mon 01/06/2020

First Person: Who is Mozart's fake garden girl? | reviews, news & interviews

First Person: Who is Mozart's fake garden girl?

First Person: Who is Mozart's fake garden girl?

The director of Glyndebourne's La finta giardiniera explores her identity

Gardening: Freddie Wake-Walker in rehearsal© James Bellorini

La finta giardiniera is about seven characters in search of love. They are all pretending to some extent – they are not being truthful to themselves. It’s a classic Mozartian conceit which comes back in Così fan tutte in particular but also in Le nozze di Figaro – that, in order to love someone, you need to know yourself. Finta is about these seven characters coming to some level of understanding by the end, and therefore being able to love each other.

La finta giardiniera is about seven characters in search of love. They are all pretending to some extent – they are not being truthful to themselves. It’s a classic Mozartian conceit which comes back in Così fan tutte in particular but also in Le nozze di Figaro – that, in order to love someone, you need to know yourself. Finta is about these seven characters coming to some level of understanding by the end, and therefore being able to love each other.

The title character, the “fake garden girl”, is called Sandrina, but that’s only a made-up name. She’s actually called Violante. Before the opera starts, she’s been stabbed by her lover Count Belfiore in a jealous rage and left for dead. So she becomes a gardener maid at the Palace of Lagonero where the Mayor, the Podestà, is living. She does harbour some hope of finding Count Belfiore again, and by chance (of course) he arrives at the palace ready to marry the Podestà’s niece, Arminda.

And yet, while literally she is the one who is hiding her identity behind a pretence, in fact among all the characters she is the only one who is truthful to herself and her love for Belfiore. For her, the piece is about this chance meeting again with her ex-lover, and her slowly allowing him back into her life despite what he’s done. It is difficult to portray but she shows great strength in forgiving him. (Meanwhile, all the other characters are actually putting on this pretence and pretending to love the people they’re not really supposed to love.)

Although it is a comic opera, there are some dark moments, at the end of Act Two when Sandrina and Belfiore go mad.
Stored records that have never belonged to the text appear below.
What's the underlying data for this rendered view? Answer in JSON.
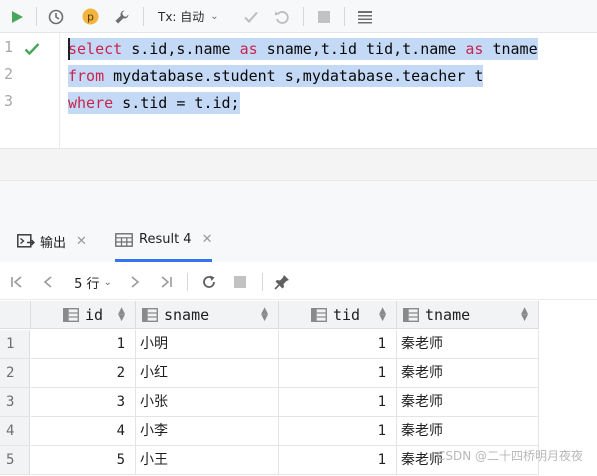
{
  "toolbar": {
    "tx_label": "Tx: 自动",
    "buttons": [
      "run",
      "history",
      "profile",
      "settings",
      "tx-mode",
      "commit",
      "rollback",
      "stop",
      "table-view"
    ]
  },
  "editor": {
    "line_numbers": [
      "1",
      "2",
      "3"
    ],
    "lines": [
      [
        {
          "t": "select",
          "kw": true
        },
        {
          "t": " s.id,s.name ",
          "kw": false
        },
        {
          "t": "as",
          "kw": true
        },
        {
          "t": " sname,t.id tid,t.name ",
          "kw": false
        },
        {
          "t": "as",
          "kw": true
        },
        {
          "t": " tname",
          "kw": false
        }
      ],
      [
        {
          "t": "from",
          "kw": true
        },
        {
          "t": " mydatabase.student s,mydatabase.teacher t",
          "kw": false
        }
      ],
      [
        {
          "t": "where",
          "kw": true
        },
        {
          "t": " s.tid = t.id;",
          "kw": false
        }
      ]
    ]
  },
  "tabs": {
    "output": {
      "label": "输出"
    },
    "result": {
      "label": "Result 4"
    }
  },
  "results_toolbar": {
    "page_size": "5 行"
  },
  "grid": {
    "columns": [
      "id",
      "sname",
      "tid",
      "tname"
    ],
    "row_numbers": [
      "1",
      "2",
      "3",
      "4",
      "5"
    ],
    "rows": [
      [
        "1",
        "小明",
        "1",
        "秦老师"
      ],
      [
        "2",
        "小红",
        "1",
        "秦老师"
      ],
      [
        "3",
        "小张",
        "1",
        "秦老师"
      ],
      [
        "4",
        "小李",
        "1",
        "秦老师"
      ],
      [
        "5",
        "小王",
        "1",
        "秦老师"
      ]
    ]
  },
  "watermark": "CSDN @二十四桥明月夜夜",
  "colors": {
    "accent": "#3574f0",
    "keyword": "#c7254e",
    "selection": "#c4d9f5",
    "run_green": "#4aa65a",
    "profile_orange": "#f2b441"
  }
}
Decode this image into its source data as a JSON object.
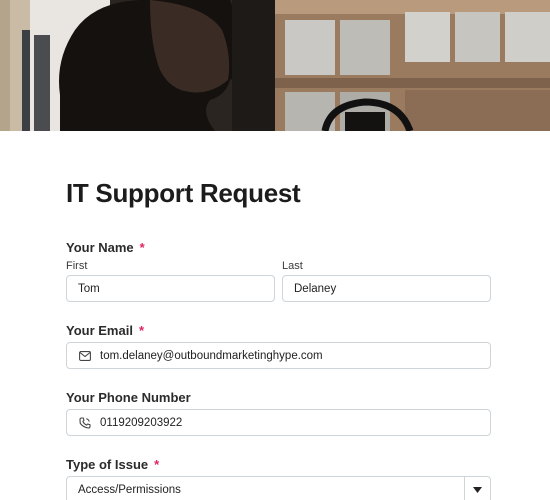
{
  "form": {
    "title": "IT Support Request",
    "required_mark": "*",
    "name": {
      "label": "Your Name",
      "first_label": "First",
      "last_label": "Last",
      "first_value": "Tom",
      "last_value": "Delaney"
    },
    "email": {
      "label": "Your Email",
      "value": "tom.delaney@outboundmarketinghype.com",
      "icon": "mail-icon"
    },
    "phone": {
      "label": "Your Phone Number",
      "value": "0119209203922",
      "icon": "phone-icon"
    },
    "issue": {
      "label": "Type of Issue",
      "selected": "Access/Permissions",
      "icon": "chevron-down-icon"
    }
  },
  "colors": {
    "required": "#e0245e",
    "border": "#cfd4d9",
    "text": "#1c1c1c"
  }
}
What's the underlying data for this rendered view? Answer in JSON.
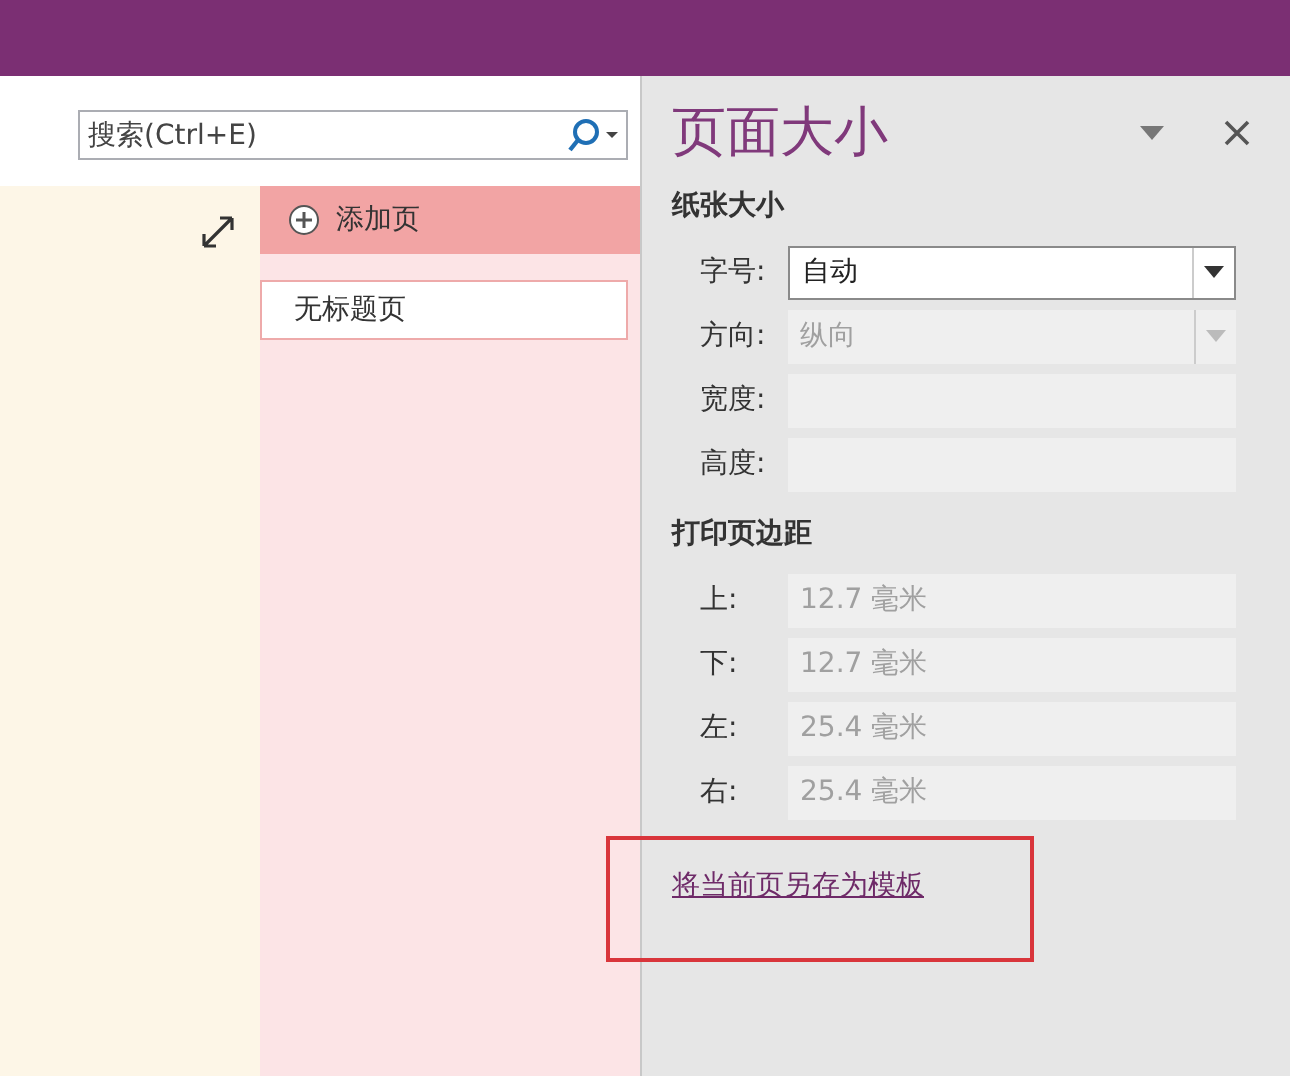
{
  "search": {
    "placeholder": "搜索(Ctrl+E)"
  },
  "page_list": {
    "add_label": "添加页",
    "pages": [
      {
        "title": "无标题页",
        "selected": true
      }
    ]
  },
  "pane": {
    "title": "页面大小",
    "sections": [
      {
        "heading": "纸张大小",
        "fields": [
          {
            "label": "字号:",
            "value": "自动",
            "kind": "dropdown",
            "disabled": false
          },
          {
            "label": "方向:",
            "value": "纵向",
            "kind": "dropdown",
            "disabled": true
          },
          {
            "label": "宽度:",
            "kind": "text",
            "disabled": true
          },
          {
            "label": "高度:",
            "kind": "text",
            "disabled": true
          }
        ]
      },
      {
        "heading": "打印页边距",
        "fields": [
          {
            "label": "上:",
            "value": "12.7 毫米",
            "kind": "text",
            "disabled": true
          },
          {
            "label": "下:",
            "value": "12.7 毫米",
            "kind": "text",
            "disabled": true
          },
          {
            "label": "左:",
            "value": "25.4 毫米",
            "kind": "text",
            "disabled": true
          },
          {
            "label": "右:",
            "value": "25.4 毫米",
            "kind": "text",
            "disabled": true
          }
        ]
      }
    ],
    "link": "将当前页另存为模板"
  }
}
I actually see it as a special moment of clarity between them. It’s the moment when they throw away all the element of “finta”, look each other in the eye and are completely truthful to themselves. Finally the madness is somehow a sort of liberation.

The word “finta” – which also appears in the title of Mozart’s opera La finta semplice, composed when he was 12 – is very interesting. It’s quite difficult to translate into English because in football it means a trick or a dummy and it can also mean false or fake, so it has a number of different meanings. What the whole piece really says is that we’re all “finta”, the whole time, on different levels. The way that we behave around others varies – we’re always putting on some sort of show. Ultimately, what La finta giardiniera suggests is that the most truthful thing that we can do in life is accept the artificiality.

What the whole piece really says is that we’re all “finta”, the whole time, on different levels

Share this article

Add comment

newsletter

Get a weekly digest of our critical highlights in your inbox each Thursday!

Simply enter your email address in the box below

View previous newsletters